WHAT IS EXPECTED — The answer is to be the data below, written out in full and exactly.

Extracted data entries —

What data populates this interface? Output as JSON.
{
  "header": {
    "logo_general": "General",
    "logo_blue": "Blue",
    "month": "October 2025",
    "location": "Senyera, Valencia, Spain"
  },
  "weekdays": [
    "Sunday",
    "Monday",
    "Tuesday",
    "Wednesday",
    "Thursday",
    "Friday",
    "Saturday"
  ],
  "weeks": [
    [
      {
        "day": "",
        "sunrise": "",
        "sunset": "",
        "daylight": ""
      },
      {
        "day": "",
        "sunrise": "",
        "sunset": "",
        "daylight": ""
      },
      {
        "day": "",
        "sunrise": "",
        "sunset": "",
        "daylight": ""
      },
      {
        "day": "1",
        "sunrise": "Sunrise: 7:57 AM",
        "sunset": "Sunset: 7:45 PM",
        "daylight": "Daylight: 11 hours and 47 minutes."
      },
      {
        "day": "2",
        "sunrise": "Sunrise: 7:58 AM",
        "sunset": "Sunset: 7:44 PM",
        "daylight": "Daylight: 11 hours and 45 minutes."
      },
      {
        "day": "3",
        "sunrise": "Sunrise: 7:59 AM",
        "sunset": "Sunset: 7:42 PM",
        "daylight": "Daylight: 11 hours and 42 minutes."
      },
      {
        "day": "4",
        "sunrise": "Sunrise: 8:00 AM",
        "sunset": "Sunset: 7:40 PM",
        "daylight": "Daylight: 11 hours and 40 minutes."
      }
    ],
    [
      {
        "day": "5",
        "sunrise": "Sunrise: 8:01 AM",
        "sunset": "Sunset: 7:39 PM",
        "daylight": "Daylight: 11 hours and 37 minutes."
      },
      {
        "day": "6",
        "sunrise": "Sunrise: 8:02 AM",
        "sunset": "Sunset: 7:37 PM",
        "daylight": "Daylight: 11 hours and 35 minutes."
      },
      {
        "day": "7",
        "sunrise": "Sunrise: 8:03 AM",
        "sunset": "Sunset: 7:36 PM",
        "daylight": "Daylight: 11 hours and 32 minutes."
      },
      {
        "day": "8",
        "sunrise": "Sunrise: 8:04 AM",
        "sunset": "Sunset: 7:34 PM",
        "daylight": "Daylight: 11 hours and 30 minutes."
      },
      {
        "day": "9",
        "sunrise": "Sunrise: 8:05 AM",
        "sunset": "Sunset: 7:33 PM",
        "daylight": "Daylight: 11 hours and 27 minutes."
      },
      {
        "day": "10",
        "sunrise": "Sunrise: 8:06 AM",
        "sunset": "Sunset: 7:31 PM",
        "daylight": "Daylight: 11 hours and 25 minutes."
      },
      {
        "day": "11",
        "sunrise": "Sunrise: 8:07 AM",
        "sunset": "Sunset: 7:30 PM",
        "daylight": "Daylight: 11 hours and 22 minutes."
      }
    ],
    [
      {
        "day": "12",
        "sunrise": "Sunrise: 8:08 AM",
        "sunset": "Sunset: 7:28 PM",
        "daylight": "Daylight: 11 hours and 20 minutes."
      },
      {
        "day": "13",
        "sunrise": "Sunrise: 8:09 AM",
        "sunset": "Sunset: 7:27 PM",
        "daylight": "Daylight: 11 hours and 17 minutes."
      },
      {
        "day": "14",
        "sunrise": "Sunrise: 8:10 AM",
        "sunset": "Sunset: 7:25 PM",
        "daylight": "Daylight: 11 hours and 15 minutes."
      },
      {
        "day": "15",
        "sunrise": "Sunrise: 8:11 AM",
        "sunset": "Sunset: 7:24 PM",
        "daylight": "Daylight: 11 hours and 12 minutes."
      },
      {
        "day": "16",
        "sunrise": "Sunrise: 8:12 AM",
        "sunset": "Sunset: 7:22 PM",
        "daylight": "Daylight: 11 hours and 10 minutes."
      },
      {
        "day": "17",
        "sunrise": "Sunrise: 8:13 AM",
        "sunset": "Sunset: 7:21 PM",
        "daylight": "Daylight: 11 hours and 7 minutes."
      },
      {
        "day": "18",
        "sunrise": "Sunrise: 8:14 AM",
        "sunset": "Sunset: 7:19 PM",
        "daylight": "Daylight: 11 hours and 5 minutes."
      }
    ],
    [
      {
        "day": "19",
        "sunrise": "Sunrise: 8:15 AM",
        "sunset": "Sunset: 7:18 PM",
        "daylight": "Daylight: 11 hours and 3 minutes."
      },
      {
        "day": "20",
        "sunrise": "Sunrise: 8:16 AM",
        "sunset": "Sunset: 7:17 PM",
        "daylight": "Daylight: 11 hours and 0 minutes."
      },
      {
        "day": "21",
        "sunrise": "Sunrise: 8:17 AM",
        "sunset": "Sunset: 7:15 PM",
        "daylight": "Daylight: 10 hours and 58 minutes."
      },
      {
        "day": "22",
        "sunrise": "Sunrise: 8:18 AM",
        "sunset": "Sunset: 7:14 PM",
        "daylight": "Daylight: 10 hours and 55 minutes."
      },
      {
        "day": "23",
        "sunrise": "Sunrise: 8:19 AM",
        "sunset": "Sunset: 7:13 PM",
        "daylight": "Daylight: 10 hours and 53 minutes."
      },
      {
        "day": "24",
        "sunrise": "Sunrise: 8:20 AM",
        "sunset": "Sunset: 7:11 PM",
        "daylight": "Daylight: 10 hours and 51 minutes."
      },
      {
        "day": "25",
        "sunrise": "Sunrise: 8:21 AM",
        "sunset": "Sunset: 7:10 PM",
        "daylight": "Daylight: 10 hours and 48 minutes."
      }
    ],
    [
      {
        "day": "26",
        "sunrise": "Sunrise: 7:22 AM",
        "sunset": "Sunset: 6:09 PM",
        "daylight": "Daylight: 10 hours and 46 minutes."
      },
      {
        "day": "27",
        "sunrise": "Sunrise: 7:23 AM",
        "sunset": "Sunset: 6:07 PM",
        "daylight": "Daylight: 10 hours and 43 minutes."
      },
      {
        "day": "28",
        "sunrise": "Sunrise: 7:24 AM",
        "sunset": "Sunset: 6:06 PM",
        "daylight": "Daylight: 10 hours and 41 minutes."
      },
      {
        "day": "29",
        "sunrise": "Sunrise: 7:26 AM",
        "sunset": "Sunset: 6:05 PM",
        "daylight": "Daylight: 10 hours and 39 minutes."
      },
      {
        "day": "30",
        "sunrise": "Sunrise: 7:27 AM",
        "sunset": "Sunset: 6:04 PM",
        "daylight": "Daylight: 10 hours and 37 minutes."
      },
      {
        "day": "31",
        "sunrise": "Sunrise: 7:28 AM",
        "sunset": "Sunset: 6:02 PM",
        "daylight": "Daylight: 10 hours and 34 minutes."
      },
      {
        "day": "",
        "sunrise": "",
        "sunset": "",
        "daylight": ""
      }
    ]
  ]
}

RESULT FOR THIS TASK —
What data populates this interface? Output as JSON.
{
  "header": {
    "logo_general": "General",
    "logo_blue": "Blue",
    "month": "October 2025",
    "location": "Senyera, Valencia, Spain"
  },
  "weekdays": [
    "Sunday",
    "Monday",
    "Tuesday",
    "Wednesday",
    "Thursday",
    "Friday",
    "Saturday"
  ],
  "weeks": [
    [
      {
        "day": "",
        "sunrise": "",
        "sunset": "",
        "daylight": ""
      },
      {
        "day": "",
        "sunrise": "",
        "sunset": "",
        "daylight": ""
      },
      {
        "day": "",
        "sunrise": "",
        "sunset": "",
        "daylight": ""
      },
      {
        "day": "1",
        "sunrise": "Sunrise: 7:57 AM",
        "sunset": "Sunset: 7:45 PM",
        "daylight": "Daylight: 11 hours and 47 minutes."
      },
      {
        "day": "2",
        "sunrise": "Sunrise: 7:58 AM",
        "sunset": "Sunset: 7:44 PM",
        "daylight": "Daylight: 11 hours and 45 minutes."
      },
      {
        "day": "3",
        "sunrise": "Sunrise: 7:59 AM",
        "sunset": "Sunset: 7:42 PM",
        "daylight": "Daylight: 11 hours and 42 minutes."
      },
      {
        "day": "4",
        "sunrise": "Sunrise: 8:00 AM",
        "sunset": "Sunset: 7:40 PM",
        "daylight": "Daylight: 11 hours and 40 minutes."
      }
    ],
    [
      {
        "day": "5",
        "sunrise": "Sunrise: 8:01 AM",
        "sunset": "Sunset: 7:39 PM",
        "daylight": "Daylight: 11 hours and 37 minutes."
      },
      {
        "day": "6",
        "sunrise": "Sunrise: 8:02 AM",
        "sunset": "Sunset: 7:37 PM",
        "daylight": "Daylight: 11 hours and 35 minutes."
      },
      {
        "day": "7",
        "sunrise": "Sunrise: 8:03 AM",
        "sunset": "Sunset: 7:36 PM",
        "daylight": "Daylight: 11 hours and 32 minutes."
      },
      {
        "day": "8",
        "sunrise": "Sunrise: 8:04 AM",
        "sunset": "Sunset: 7:34 PM",
        "daylight": "Daylight: 11 hours and 30 minutes."
      },
      {
        "day": "9",
        "sunrise": "Sunrise: 8:05 AM",
        "sunset": "Sunset: 7:33 PM",
        "daylight": "Daylight: 11 hours and 27 minutes."
      },
      {
        "day": "10",
        "sunrise": "Sunrise: 8:06 AM",
        "sunset": "Sunset: 7:31 PM",
        "daylight": "Daylight: 11 hours and 25 minutes."
      },
      {
        "day": "11",
        "sunrise": "Sunrise: 8:07 AM",
        "sunset": "Sunset: 7:30 PM",
        "daylight": "Daylight: 11 hours and 22 minutes."
      }
    ],
    [
      {
        "day": "12",
        "sunrise": "Sunrise: 8:08 AM",
        "sunset": "Sunset: 7:28 PM",
        "daylight": "Daylight: 11 hours and 20 minutes."
      },
      {
        "day": "13",
        "sunrise": "Sunrise: 8:09 AM",
        "sunset": "Sunset: 7:27 PM",
        "daylight": "Daylight: 11 hours and 17 minutes."
      },
      {
        "day": "14",
        "sunrise": "Sunrise: 8:10 AM",
        "sunset": "Sunset: 7:25 PM",
        "daylight": "Daylight: 11 hours and 15 minutes."
      },
      {
        "day": "15",
        "sunrise": "Sunrise: 8:11 AM",
        "sunset": "Sunset: 7:24 PM",
        "daylight": "Daylight: 11 hours and 12 minutes."
      },
      {
        "day": "16",
        "sunrise": "Sunrise: 8:12 AM",
        "sunset": "Sunset: 7:22 PM",
        "daylight": "Daylight: 11 hours and 10 minutes."
      },
      {
        "day": "17",
        "sunrise": "Sunrise: 8:13 AM",
        "sunset": "Sunset: 7:21 PM",
        "daylight": "Daylight: 11 hours and 7 minutes."
      },
      {
        "day": "18",
        "sunrise": "Sunrise: 8:14 AM",
        "sunset": "Sunset: 7:19 PM",
        "daylight": "Daylight: 11 hours and 5 minutes."
      }
    ],
    [
      {
        "day": "19",
        "sunrise": "Sunrise: 8:15 AM",
        "sunset": "Sunset: 7:18 PM",
        "daylight": "Daylight: 11 hours and 3 minutes."
      },
      {
        "day": "20",
        "sunrise": "Sunrise: 8:16 AM",
        "sunset": "Sunset: 7:17 PM",
        "daylight": "Daylight: 11 hours and 0 minutes."
      },
      {
        "day": "21",
        "sunrise": "Sunrise: 8:17 AM",
        "sunset": "Sunset: 7:15 PM",
        "daylight": "Daylight: 10 hours and 58 minutes."
      },
      {
        "day": "22",
        "sunrise": "Sunrise: 8:18 AM",
        "sunset": "Sunset: 7:14 PM",
        "daylight": "Daylight: 10 hours and 55 minutes."
      },
      {
        "day": "23",
        "sunrise": "Sunrise: 8:19 AM",
        "sunset": "Sunset: 7:13 PM",
        "daylight": "Daylight: 10 hours and 53 minutes."
      },
      {
        "day": "24",
        "sunrise": "Sunrise: 8:20 AM",
        "sunset": "Sunset: 7:11 PM",
        "daylight": "Daylight: 10 hours and 51 minutes."
      },
      {
        "day": "25",
        "sunrise": "Sunrise: 8:21 AM",
        "sunset": "Sunset: 7:10 PM",
        "daylight": "Daylight: 10 hours and 48 minutes."
      }
    ],
    [
      {
        "day": "26",
        "sunrise": "Sunrise: 7:22 AM",
        "sunset": "Sunset: 6:09 PM",
        "daylight": "Daylight: 10 hours and 46 minutes."
      },
      {
        "day": "27",
        "sunrise": "Sunrise: 7:23 AM",
        "sunset": "Sunset: 6:07 PM",
        "daylight": "Daylight: 10 hours and 43 minutes."
      },
      {
        "day": "28",
        "sunrise": "Sunrise: 7:24 AM",
        "sunset": "Sunset: 6:06 PM",
        "daylight": "Daylight: 10 hours and 41 minutes."
      },
      {
        "day": "29",
        "sunrise": "Sunrise: 7:26 AM",
        "sunset": "Sunset: 6:05 PM",
        "daylight": "Daylight: 10 hours and 39 minutes."
      },
      {
        "day": "30",
        "sunrise": "Sunrise: 7:27 AM",
        "sunset": "Sunset: 6:04 PM",
        "daylight": "Daylight: 10 hours and 37 minutes."
      },
      {
        "day": "31",
        "sunrise": "Sunrise: 7:28 AM",
        "sunset": "Sunset: 6:02 PM",
        "daylight": "Daylight: 10 hours and 34 minutes."
      },
      {
        "day": "",
        "sunrise": "",
        "sunset": "",
        "daylight": ""
      }
    ]
  ]
}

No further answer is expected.